What are the 5 aggregates in Buddhism?
The five aggregates or heaps of clinging are:
- form (or material image, impression) (rupa)
- sensations (or feelings, received from form) (vedana)
- perceptions (samjna)
- mental activity or formations (sankhara)
- consciousness (vijnana).
What are the 3 marks of reality in Buddhism?
The Three Marks of Existence are important as they can help Buddhists to achieve nibbana and end suffering. They are called dukkha, anatta and anicca.
What is sabbe Sankhara dukkha?
The trilakshana (three marks) of existence appear in Pali texts as, “sabbe sankhara anicca, sabbe sankhara dukkha, sabbe dhamma anatta”, which Szczurek translates as, “all conditioned things are impermanent, all conditioned things are painful, all dhammas are without Self”.
What Buddha means?
an enlightened being
definition. In Buddha. The title buddha was used by a number of religious groups in ancient India and had a range of meanings, but it came to be associated most strongly with the tradition of Buddhism and to mean an enlightened being, one who has awakened from the sleep of…
Can a Buddhist drink?

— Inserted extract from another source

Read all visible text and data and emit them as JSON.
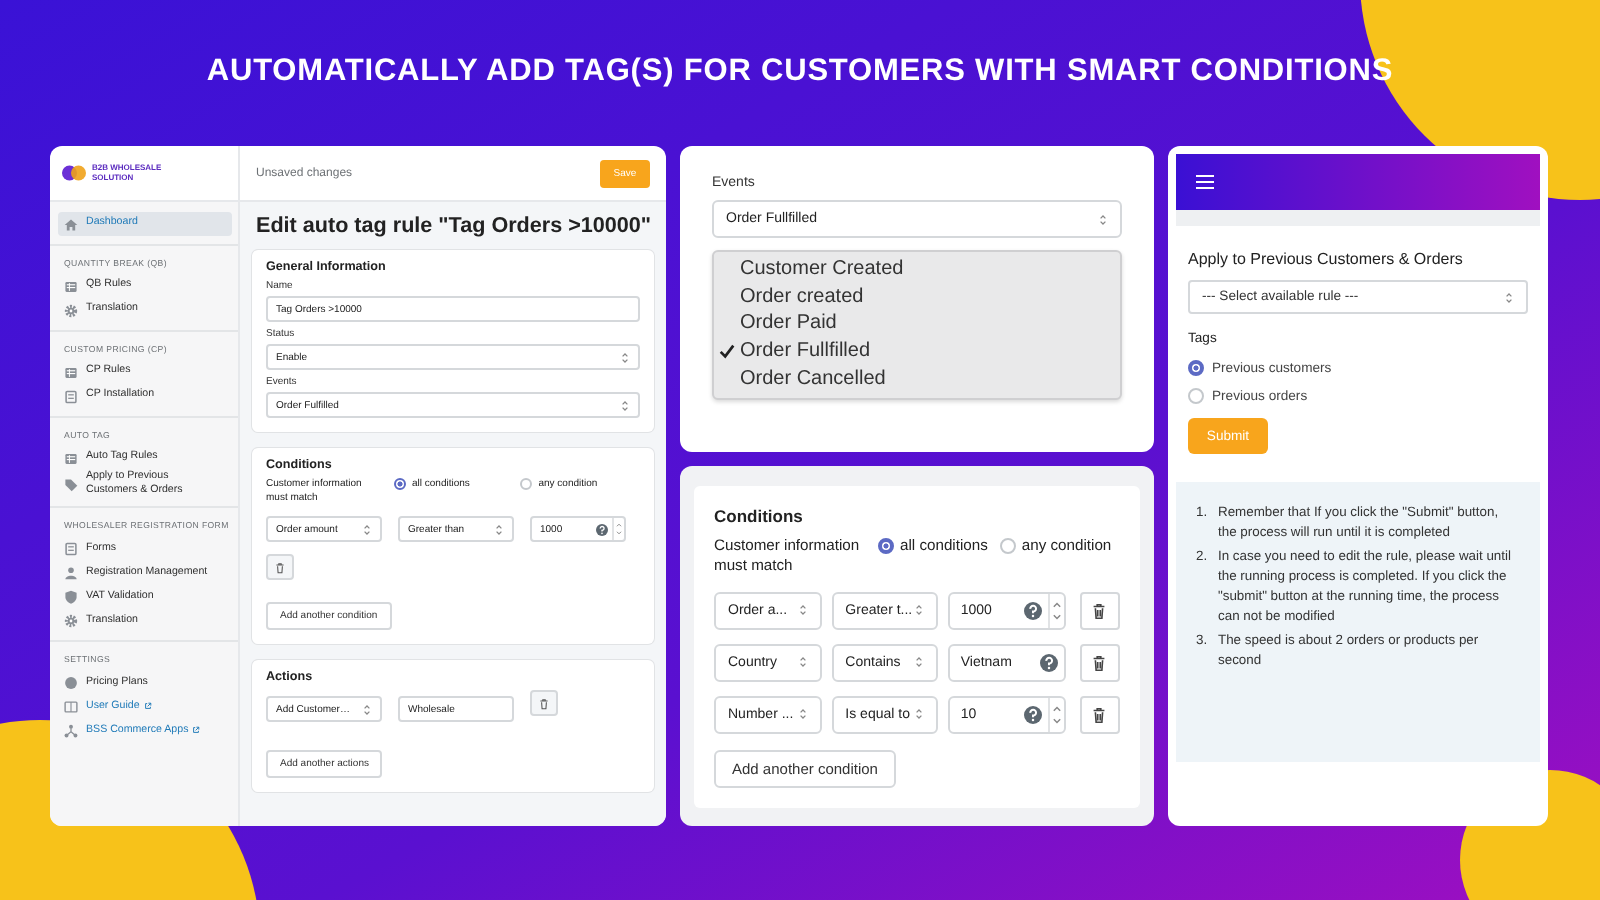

Despite the great variety of Buddhist traditions in different countries, Buddhism has generally not allowed alcohol intake since earliest times. The production and consumption of alcohol was known in the regions in which Buddhism arose long before the time of the Buddha.
What are the two realities of existence?
The Buddhist doctrine of the two truths (Wylie: bden pa gnyis) differentiates between two levels of satya (Sanskrit; Pali: sacca; word meaning truth or reality) in the teaching of the Buddha: the “conventional” or “provisional” (saṁvṛti) truth, and the “ultimate” (paramārtha) truth.
What are the 3 types of dukkha?
The First Noble Truth – dukkha
- Dukkha-dukkha – the suffering of suffering. This refers to the physical and emotional discomfort and pain all humans experience in their lives.
- Viparinama-dukkha – the suffering of change.
- Sankhara-dukkha – the suffering of existence.
Is mindfulness a Buddhist concept?
Mindfulness is the practice of purposely bringing one’s attention in the present moment without evaluation, a skill one develops through meditation or other training. Mindfulness derives from sati, a significant element of Buddhist traditions, and is based on Zen, Vipassanā, and Tibetan meditation techniques.